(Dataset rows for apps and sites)
----------
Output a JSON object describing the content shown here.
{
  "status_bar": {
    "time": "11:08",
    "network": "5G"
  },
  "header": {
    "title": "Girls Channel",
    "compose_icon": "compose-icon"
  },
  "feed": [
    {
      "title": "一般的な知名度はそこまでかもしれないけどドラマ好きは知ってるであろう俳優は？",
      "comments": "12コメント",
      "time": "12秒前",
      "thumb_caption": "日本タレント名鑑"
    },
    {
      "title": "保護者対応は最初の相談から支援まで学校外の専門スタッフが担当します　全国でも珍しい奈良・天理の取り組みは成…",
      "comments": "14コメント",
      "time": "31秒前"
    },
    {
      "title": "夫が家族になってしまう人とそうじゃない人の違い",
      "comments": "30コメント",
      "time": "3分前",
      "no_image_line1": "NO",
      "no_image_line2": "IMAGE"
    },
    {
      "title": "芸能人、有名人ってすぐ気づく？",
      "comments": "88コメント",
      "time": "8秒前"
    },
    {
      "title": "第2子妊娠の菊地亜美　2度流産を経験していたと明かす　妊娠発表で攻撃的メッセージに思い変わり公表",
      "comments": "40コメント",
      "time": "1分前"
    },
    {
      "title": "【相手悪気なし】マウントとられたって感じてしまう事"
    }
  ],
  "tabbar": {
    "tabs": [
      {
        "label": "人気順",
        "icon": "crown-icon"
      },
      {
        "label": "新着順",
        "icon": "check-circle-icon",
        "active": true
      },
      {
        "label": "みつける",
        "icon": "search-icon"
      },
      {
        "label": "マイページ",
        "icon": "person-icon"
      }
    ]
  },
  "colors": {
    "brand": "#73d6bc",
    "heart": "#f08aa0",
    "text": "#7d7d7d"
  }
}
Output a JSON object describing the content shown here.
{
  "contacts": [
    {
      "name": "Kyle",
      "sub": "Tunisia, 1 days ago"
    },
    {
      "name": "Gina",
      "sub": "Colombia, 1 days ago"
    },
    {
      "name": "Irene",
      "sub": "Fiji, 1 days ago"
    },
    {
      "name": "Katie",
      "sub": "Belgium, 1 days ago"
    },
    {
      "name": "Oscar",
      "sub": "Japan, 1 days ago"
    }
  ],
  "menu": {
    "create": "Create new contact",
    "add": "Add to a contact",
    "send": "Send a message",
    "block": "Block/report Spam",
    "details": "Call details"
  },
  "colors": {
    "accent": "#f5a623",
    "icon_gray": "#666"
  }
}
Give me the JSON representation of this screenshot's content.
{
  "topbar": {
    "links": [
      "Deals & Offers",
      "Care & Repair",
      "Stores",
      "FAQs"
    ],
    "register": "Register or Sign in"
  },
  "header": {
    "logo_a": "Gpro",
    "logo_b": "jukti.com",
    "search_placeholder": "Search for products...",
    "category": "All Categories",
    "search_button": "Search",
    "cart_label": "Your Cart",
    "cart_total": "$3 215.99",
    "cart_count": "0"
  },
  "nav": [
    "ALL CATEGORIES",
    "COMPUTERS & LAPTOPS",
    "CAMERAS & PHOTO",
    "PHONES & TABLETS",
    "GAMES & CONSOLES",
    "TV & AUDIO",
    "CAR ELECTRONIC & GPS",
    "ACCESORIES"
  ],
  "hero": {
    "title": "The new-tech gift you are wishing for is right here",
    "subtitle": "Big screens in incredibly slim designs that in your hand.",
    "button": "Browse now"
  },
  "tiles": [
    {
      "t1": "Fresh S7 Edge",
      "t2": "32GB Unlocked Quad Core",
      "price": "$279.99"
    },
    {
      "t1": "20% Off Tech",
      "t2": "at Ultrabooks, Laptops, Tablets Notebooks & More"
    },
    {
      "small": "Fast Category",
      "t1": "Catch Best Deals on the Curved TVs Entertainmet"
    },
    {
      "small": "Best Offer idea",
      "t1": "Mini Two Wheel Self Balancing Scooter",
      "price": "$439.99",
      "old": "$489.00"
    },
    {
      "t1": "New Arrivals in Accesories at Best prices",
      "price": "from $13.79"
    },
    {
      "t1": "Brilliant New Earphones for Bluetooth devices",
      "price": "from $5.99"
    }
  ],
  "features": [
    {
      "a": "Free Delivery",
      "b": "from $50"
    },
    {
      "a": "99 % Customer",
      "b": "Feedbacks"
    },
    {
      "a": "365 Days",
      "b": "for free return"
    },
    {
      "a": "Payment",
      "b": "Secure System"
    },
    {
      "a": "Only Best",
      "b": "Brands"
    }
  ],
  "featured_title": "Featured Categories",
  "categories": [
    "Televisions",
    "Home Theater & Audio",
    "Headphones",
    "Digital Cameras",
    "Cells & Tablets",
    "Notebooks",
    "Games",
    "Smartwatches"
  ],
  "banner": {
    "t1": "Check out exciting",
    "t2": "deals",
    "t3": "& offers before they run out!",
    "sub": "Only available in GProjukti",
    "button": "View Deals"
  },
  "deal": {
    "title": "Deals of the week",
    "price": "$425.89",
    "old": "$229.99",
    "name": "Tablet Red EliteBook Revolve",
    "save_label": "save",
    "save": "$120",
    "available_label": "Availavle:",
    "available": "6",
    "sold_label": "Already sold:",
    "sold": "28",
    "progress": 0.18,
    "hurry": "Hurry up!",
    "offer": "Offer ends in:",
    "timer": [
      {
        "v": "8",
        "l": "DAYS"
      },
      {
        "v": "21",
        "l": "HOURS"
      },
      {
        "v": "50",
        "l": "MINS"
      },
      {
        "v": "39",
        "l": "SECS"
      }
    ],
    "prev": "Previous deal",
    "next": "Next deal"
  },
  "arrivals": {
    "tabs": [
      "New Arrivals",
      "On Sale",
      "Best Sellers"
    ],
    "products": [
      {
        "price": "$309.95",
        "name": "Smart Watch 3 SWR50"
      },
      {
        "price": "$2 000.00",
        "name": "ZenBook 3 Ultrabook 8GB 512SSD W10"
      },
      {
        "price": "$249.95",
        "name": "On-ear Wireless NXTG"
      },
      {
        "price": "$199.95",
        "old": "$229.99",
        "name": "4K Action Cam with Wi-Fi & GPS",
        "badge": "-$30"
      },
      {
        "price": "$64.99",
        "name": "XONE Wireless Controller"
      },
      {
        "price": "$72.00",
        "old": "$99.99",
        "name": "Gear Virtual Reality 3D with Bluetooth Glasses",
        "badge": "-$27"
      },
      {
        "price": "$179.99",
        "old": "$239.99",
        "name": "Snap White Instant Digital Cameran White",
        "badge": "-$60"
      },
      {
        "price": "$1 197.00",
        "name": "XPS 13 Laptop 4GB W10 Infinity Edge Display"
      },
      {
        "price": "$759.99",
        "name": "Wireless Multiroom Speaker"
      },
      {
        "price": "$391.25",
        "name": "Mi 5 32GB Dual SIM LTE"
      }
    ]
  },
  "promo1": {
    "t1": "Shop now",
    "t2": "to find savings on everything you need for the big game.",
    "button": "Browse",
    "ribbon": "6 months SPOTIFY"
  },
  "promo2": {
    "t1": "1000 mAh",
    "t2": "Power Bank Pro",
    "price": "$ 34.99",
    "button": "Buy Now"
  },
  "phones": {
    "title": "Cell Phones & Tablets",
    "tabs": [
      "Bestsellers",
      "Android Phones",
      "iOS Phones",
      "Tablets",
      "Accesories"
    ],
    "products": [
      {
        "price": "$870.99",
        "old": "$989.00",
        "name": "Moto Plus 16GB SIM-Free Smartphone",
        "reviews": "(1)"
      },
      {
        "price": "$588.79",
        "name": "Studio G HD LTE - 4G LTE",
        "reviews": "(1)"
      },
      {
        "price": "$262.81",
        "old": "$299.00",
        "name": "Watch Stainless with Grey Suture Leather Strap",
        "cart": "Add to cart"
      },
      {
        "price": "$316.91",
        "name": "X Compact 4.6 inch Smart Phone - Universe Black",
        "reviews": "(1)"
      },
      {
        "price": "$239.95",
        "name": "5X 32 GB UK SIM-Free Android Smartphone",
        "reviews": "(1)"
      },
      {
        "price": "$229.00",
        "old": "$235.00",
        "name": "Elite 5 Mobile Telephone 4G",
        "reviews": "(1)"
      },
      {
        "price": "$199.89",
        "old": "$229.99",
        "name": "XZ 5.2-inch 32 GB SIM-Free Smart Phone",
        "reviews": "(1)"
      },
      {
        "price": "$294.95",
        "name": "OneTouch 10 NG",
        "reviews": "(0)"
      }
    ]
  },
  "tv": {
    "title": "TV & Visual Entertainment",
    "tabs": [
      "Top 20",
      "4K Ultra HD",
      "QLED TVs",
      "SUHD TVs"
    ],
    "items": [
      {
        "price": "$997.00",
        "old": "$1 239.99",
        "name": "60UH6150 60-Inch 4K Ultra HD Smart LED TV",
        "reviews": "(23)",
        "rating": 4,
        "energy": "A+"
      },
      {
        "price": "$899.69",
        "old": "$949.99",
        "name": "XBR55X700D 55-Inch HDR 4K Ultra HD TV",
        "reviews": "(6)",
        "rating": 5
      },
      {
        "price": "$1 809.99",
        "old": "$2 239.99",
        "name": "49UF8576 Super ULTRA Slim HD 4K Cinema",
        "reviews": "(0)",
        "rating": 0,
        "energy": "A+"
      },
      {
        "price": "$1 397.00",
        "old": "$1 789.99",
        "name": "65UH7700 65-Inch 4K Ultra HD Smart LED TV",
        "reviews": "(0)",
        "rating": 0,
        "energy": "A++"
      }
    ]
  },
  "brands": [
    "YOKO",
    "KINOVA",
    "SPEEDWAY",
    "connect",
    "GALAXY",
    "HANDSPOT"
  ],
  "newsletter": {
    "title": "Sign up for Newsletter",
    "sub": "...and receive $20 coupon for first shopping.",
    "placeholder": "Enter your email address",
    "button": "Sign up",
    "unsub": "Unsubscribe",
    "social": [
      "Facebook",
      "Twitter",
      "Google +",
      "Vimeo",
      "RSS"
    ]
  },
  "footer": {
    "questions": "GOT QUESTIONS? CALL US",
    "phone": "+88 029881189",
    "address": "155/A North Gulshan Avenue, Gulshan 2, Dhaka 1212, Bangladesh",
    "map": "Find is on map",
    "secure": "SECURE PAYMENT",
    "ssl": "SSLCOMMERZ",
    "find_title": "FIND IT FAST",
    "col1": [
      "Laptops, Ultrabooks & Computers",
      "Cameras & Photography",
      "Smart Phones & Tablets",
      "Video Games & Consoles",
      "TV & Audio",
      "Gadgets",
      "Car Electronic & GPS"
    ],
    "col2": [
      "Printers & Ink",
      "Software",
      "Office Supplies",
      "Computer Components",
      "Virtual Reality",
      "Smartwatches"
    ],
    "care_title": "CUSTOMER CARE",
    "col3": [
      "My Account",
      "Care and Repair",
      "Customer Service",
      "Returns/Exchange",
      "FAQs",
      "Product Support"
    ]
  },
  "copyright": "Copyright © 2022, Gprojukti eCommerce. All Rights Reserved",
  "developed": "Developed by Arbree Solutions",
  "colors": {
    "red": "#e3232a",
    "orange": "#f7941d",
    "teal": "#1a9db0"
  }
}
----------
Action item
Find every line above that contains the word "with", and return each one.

Solution to the exercise
        "name": "4K Action Cam with Wi-Fi & GPS",
        "name": "Gear Virtual Reality 3D with Bluetooth Glasses",
        "name": "Watch Stainless with Grey Suture Leather Strap",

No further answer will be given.